BEGIN

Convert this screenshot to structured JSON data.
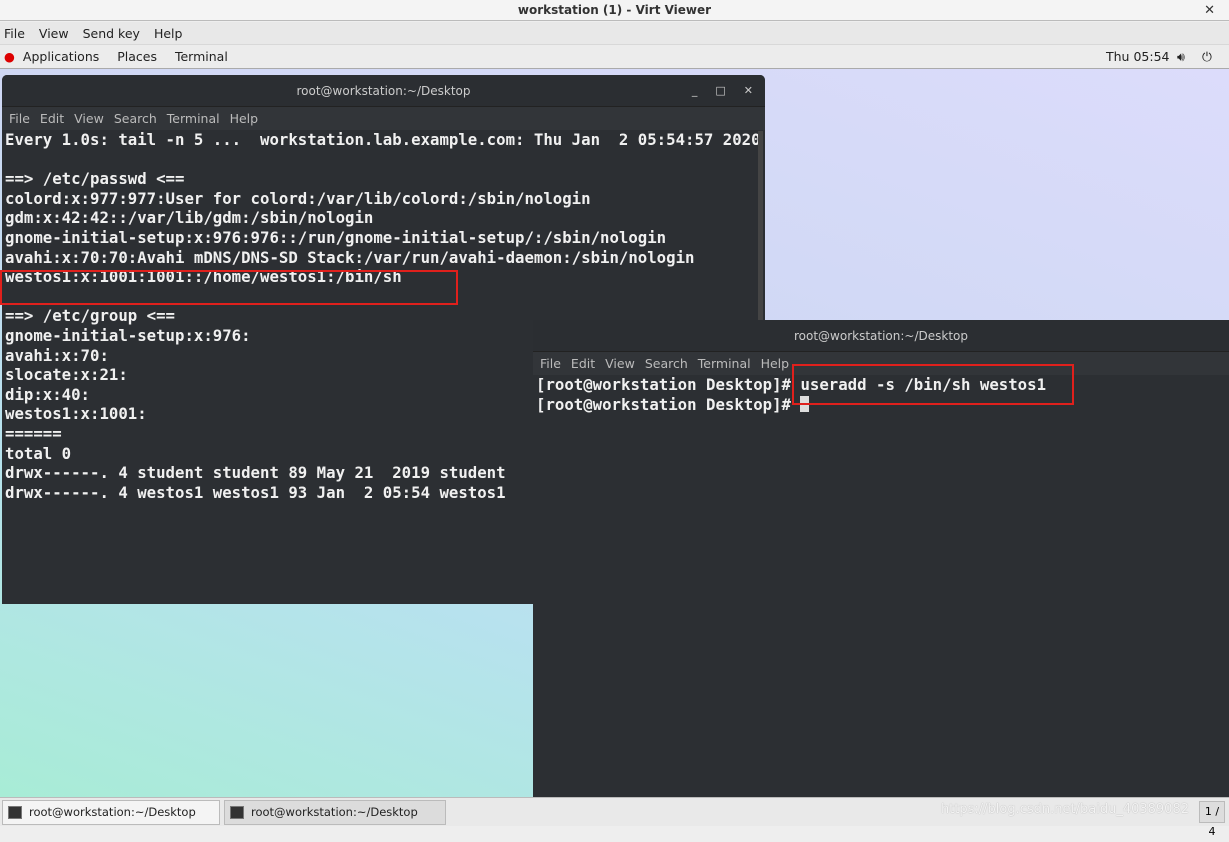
{
  "viewer": {
    "title": "workstation (1) - Virt Viewer",
    "menu": [
      "File",
      "View",
      "Send key",
      "Help"
    ]
  },
  "gnome": {
    "applications": "Applications",
    "places": "Places",
    "terminal": "Terminal",
    "clock": "Thu 05:54"
  },
  "term1": {
    "title": "root@workstation:~/Desktop",
    "menu": [
      "File",
      "Edit",
      "View",
      "Search",
      "Terminal",
      "Help"
    ],
    "lines": [
      "Every 1.0s: tail -n 5 ...  workstation.lab.example.com: Thu Jan  2 05:54:57 2020",
      "",
      "==> /etc/passwd <==",
      "colord:x:977:977:User for colord:/var/lib/colord:/sbin/nologin",
      "gdm:x:42:42::/var/lib/gdm:/sbin/nologin",
      "gnome-initial-setup:x:976:976::/run/gnome-initial-setup/:/sbin/nologin",
      "avahi:x:70:70:Avahi mDNS/DNS-SD Stack:/var/run/avahi-daemon:/sbin/nologin",
      "westos1:x:1001:1001::/home/westos1:/bin/sh",
      "",
      "==> /etc/group <==",
      "gnome-initial-setup:x:976:",
      "avahi:x:70:",
      "slocate:x:21:",
      "dip:x:40:",
      "westos1:x:1001:",
      "======",
      "total 0",
      "drwx------. 4 student student 89 May 21  2019 student",
      "drwx------. 4 westos1 westos1 93 Jan  2 05:54 westos1"
    ]
  },
  "term2": {
    "title": "root@workstation:~/Desktop",
    "menu": [
      "File",
      "Edit",
      "View",
      "Search",
      "Terminal",
      "Help"
    ],
    "prompt": "[root@workstation Desktop]# ",
    "command": "useradd -s /bin/sh westos1"
  },
  "taskbar": {
    "items": [
      "root@workstation:~/Desktop",
      "root@workstation:~/Desktop"
    ],
    "watermark": "https://blog.csdn.net/baidu_40389082",
    "pager": "1 / 4"
  },
  "colors": {
    "highlight": "#e0201c",
    "terminal_bg": "#2c2f33"
  }
}
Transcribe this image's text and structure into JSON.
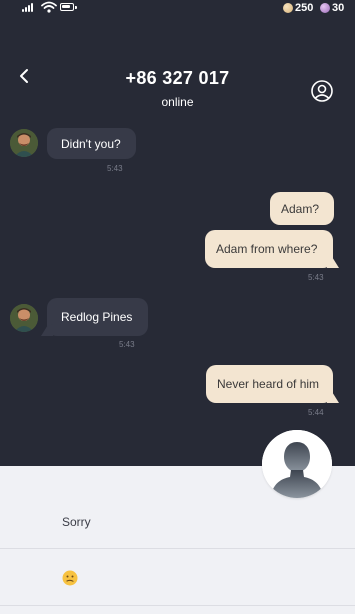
{
  "status_bar": {
    "signal_icon": "signal-bars-icon",
    "wifi_icon": "wifi-icon",
    "battery_icon": "battery-icon",
    "coins": "250",
    "gems": "30"
  },
  "header": {
    "title": "+86 327 017",
    "subtitle": "online",
    "back_icon": "chevron-left-icon",
    "profile_icon": "user-circle-icon"
  },
  "messages": [
    {
      "side": "in",
      "text": "Didn't you?",
      "time": "5:43",
      "avatar": "contact-avatar"
    },
    {
      "side": "out",
      "text": "Adam?"
    },
    {
      "side": "out",
      "text": "Adam from where?",
      "time": "5:43"
    },
    {
      "side": "in",
      "text": "Redlog Pines",
      "time": "5:43",
      "avatar": "contact-avatar"
    },
    {
      "side": "out",
      "text": "Never heard of him",
      "time": "5:44"
    }
  ],
  "replies": [
    {
      "text": "Sorry"
    },
    {
      "emoji": "confused-face-emoji"
    }
  ],
  "colors": {
    "background": "#272a36",
    "incoming_bubble": "#373a48",
    "outgoing_bubble": "#f3e5d1",
    "reply_panel": "#f0f1f5"
  }
}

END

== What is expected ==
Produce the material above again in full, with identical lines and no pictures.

== Written answer ==
Convert this screenshot to structured JSON data.
{
  "viewer": {
    "title": "workstation (1) - Virt Viewer",
    "menu": [
      "File",
      "View",
      "Send key",
      "Help"
    ]
  },
  "gnome": {
    "applications": "Applications",
    "places": "Places",
    "terminal": "Terminal",
    "clock": "Thu 05:54"
  },
  "term1": {
    "title": "root@workstation:~/Desktop",
    "menu": [
      "File",
      "Edit",
      "View",
      "Search",
      "Terminal",
      "Help"
    ],
    "lines": [
      "Every 1.0s: tail -n 5 ...  workstation.lab.example.com: Thu Jan  2 05:54:57 2020",
      "",
      "==> /etc/passwd <==",
      "colord:x:977:977:User for colord:/var/lib/colord:/sbin/nologin",
      "gdm:x:42:42::/var/lib/gdm:/sbin/nologin",
      "gnome-initial-setup:x:976:976::/run/gnome-initial-setup/:/sbin/nologin",
      "avahi:x:70:70:Avahi mDNS/DNS-SD Stack:/var/run/avahi-daemon:/sbin/nologin",
      "westos1:x:1001:1001::/home/westos1:/bin/sh",
      "",
      "==> /etc/group <==",
      "gnome-initial-setup:x:976:",
      "avahi:x:70:",
      "slocate:x:21:",
      "dip:x:40:",
      "westos1:x:1001:",
      "======",
      "total 0",
      "drwx------. 4 student student 89 May 21  2019 student",
      "drwx------. 4 westos1 westos1 93 Jan  2 05:54 westos1"
    ]
  },
  "term2": {
    "title": "root@workstation:~/Desktop",
    "menu": [
      "File",
      "Edit",
      "View",
      "Search",
      "Terminal",
      "Help"
    ],
    "prompt": "[root@workstation Desktop]# ",
    "command": "useradd -s /bin/sh westos1"
  },
  "taskbar": {
    "items": [
      "root@workstation:~/Desktop",
      "root@workstation:~/Desktop"
    ],
    "watermark": "https://blog.csdn.net/baidu_40389082",
    "pager": "1 / 4"
  },
  "colors": {
    "highlight": "#e0201c",
    "terminal_bg": "#2c2f33"
  }
}
Transcribe this image's text and structure into JSON.
{
  "status_bar": {
    "signal_icon": "signal-bars-icon",
    "wifi_icon": "wifi-icon",
    "battery_icon": "battery-icon",
    "coins": "250",
    "gems": "30"
  },
  "header": {
    "title": "+86 327 017",
    "subtitle": "online",
    "back_icon": "chevron-left-icon",
    "profile_icon": "user-circle-icon"
  },
  "messages": [
    {
      "side": "in",
      "text": "Didn't you?",
      "time": "5:43",
      "avatar": "contact-avatar"
    },
    {
      "side": "out",
      "text": "Adam?"
    },
    {
      "side": "out",
      "text": "Adam from where?",
      "time": "5:43"
    },
    {
      "side": "in",
      "text": "Redlog Pines",
      "time": "5:43",
      "avatar": "contact-avatar"
    },
    {
      "side": "out",
      "text": "Never heard of him",
      "time": "5:44"
    }
  ],
  "replies": [
    {
      "text": "Sorry"
    },
    {
      "emoji": "confused-face-emoji"
    }
  ],
  "colors": {
    "background": "#272a36",
    "incoming_bubble": "#373a48",
    "outgoing_bubble": "#f3e5d1",
    "reply_panel": "#f0f1f5"
  }
}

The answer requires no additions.